Like NHL, the preferred method of biopsy for HL is complete surgical removal of an enlarged lymph node (excisional biopsy) whenever feasible and safe. There are multiple subtypes of HL including: nodular sclerosing, mixed cellularity, lymphocyte-rich, and lymphocyte-depleted. Another subtype, called nodular lymphocyte-predominant HL, appears to be biologically different from the others, but it also has an extremely high cure rate.


Standard laboratory evaluation should include complete blood count, serum chemistry including kidney and liver function, blood lactate dehydrogenase (LDH) levels, and erythrocyte sedimentation rate (ESR), the latter two of which have been shown to predict more advanced disease when elevated . As with the NHL, the Ann Arbor staging system is used. This system is based on the number and sites of involvement in lymph nodes and other organs, as well as the presence or absence of B symptoms. Imaging should include CT of involved areas, including the neck, chest, abdomen, and pelvis. Whenever available, PET/CT is extremely useful for staging, radiation therapy (RT) planning, and assessment of response to treatment. Bone marrow biopsies are indicated for patients with advanced disease, including those presenting with B symptoms. Other factors that may have a negative impact on the result include male gender, age greater than 45 years, low serum hemoglobin, high white blood cell count. , low albumin and stage IV disease.


Like NHL, HL is treated with a combination of chemotherapy drugs. For HL, four drugs are most commonly used in the United States: adriamycin, bleomycin, vinblastine, and dacarbazine. The acronym for the combination is ABVD. Treatment of tens of thousands of patients over the past decades with ABVD has consistently shown excellent results.

Early-stage HL patients generally receive 2 to 6 cycles of ABVD. Restaging images are obtained after 2 to 4 cycles to guide subsequent treatment.

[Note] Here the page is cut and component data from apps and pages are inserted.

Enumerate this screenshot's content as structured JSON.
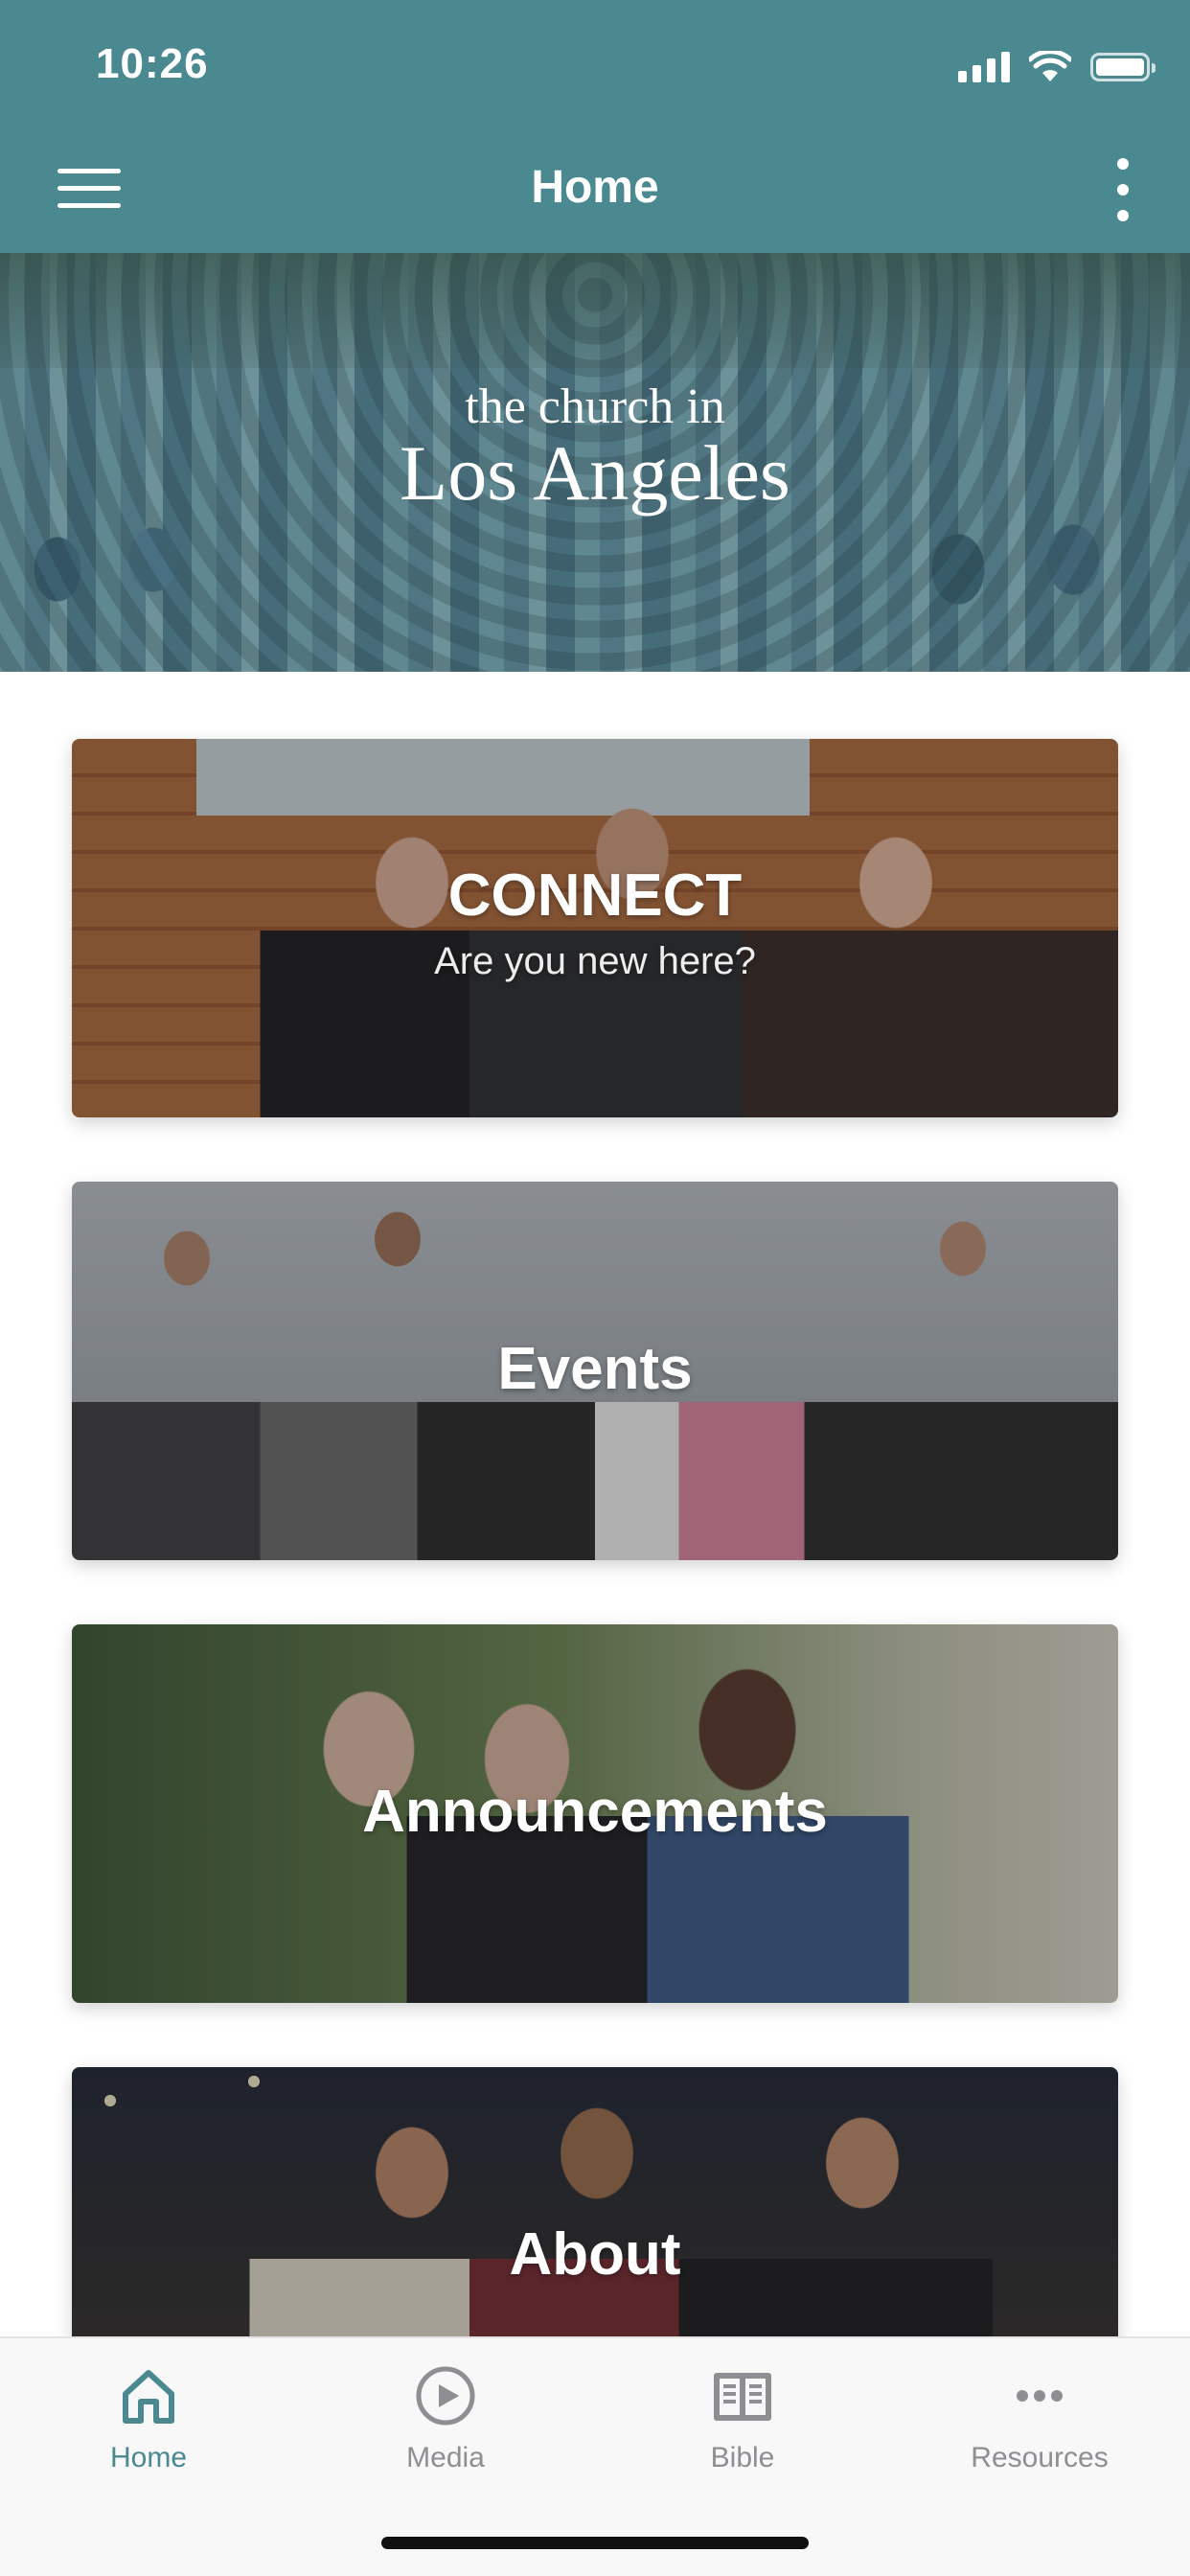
{
  "status_bar": {
    "time": "10:26"
  },
  "app_bar": {
    "title": "Home",
    "menu_icon": "hamburger-menu-icon",
    "more_icon": "vertical-ellipsis-icon"
  },
  "hero": {
    "logo_line1": "the church in",
    "logo_line2": "Los Angeles"
  },
  "cards": [
    {
      "title": "CONNECT",
      "subtitle": "Are you new here?"
    },
    {
      "title": "Events"
    },
    {
      "title": "Announcements"
    },
    {
      "title": "About"
    }
  ],
  "tabs": [
    {
      "label": "Home",
      "icon": "home-icon",
      "active": true
    },
    {
      "label": "Media",
      "icon": "play-circle-icon",
      "active": false
    },
    {
      "label": "Bible",
      "icon": "open-book-icon",
      "active": false
    },
    {
      "label": "Resources",
      "icon": "ellipsis-icon",
      "active": false
    }
  ],
  "colors": {
    "primary": "#4a8990",
    "tab_inactive": "#8e8e93",
    "tab_bar_bg": "#f8f8f8"
  }
}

PET restaging is predictive of outcome. The combination of ABVD followed by involved field radiotherapy (IFRT) offers an excellent chance of cure.

Common acute side effects of ABVD include fatigue, nausea (usually well controlled with medication), mild anorexia, reduced blood counts, and hair loss. Rare but serious late side effects after treatment include adriamycin heart damage, bleomycin lung damage, and vinblastine nerve damage. Chemotherapy puts patients at slightly increased risk of developing future cancers, most commonly leukemia or NHL.

Since low doses and fairly small treatment areas are currently used for IFRT, the side effects are much less than decades ago when doses were higher and treatment areas were larger. Common acute side effects of IFRT include mild fatigue, possible partial alopecia (hair loss), and sore throat or difficulty swallowing, depending on the area treated. There is a risk of pneumonitis (lung inflammation) characterized by low-grade fever, dry cough, and shortness of breath on exertion, which classically occurs 1 to 3 months after RT. 5-10% of patients who develop lung inflammation usually have a resolution of their symptoms within 3-4 weeks of starting steroids. In the long term, despite the low doses and small RT fields, there is still a small risk of developing radiation-induced cancer years after treatment. Patients should be encouraged to stop smoking prior to RT. Adolescents and young women who require chest RT should start an annual mammogram (and usually a breast MRI) within 7 to 10 years of treatment or age 40, whichever comes first.

Late-stage HL is most commonly treated with systemic chemotherapy alone, again ABVD efficiently in the US Cure rates are around 70%. Patients may receive 6 to 8 cycles of ABVD, and restaging PET/CT is performed after 4 to 6 cycles to assess response. The role of consolidation IFRT for these patients is controversial.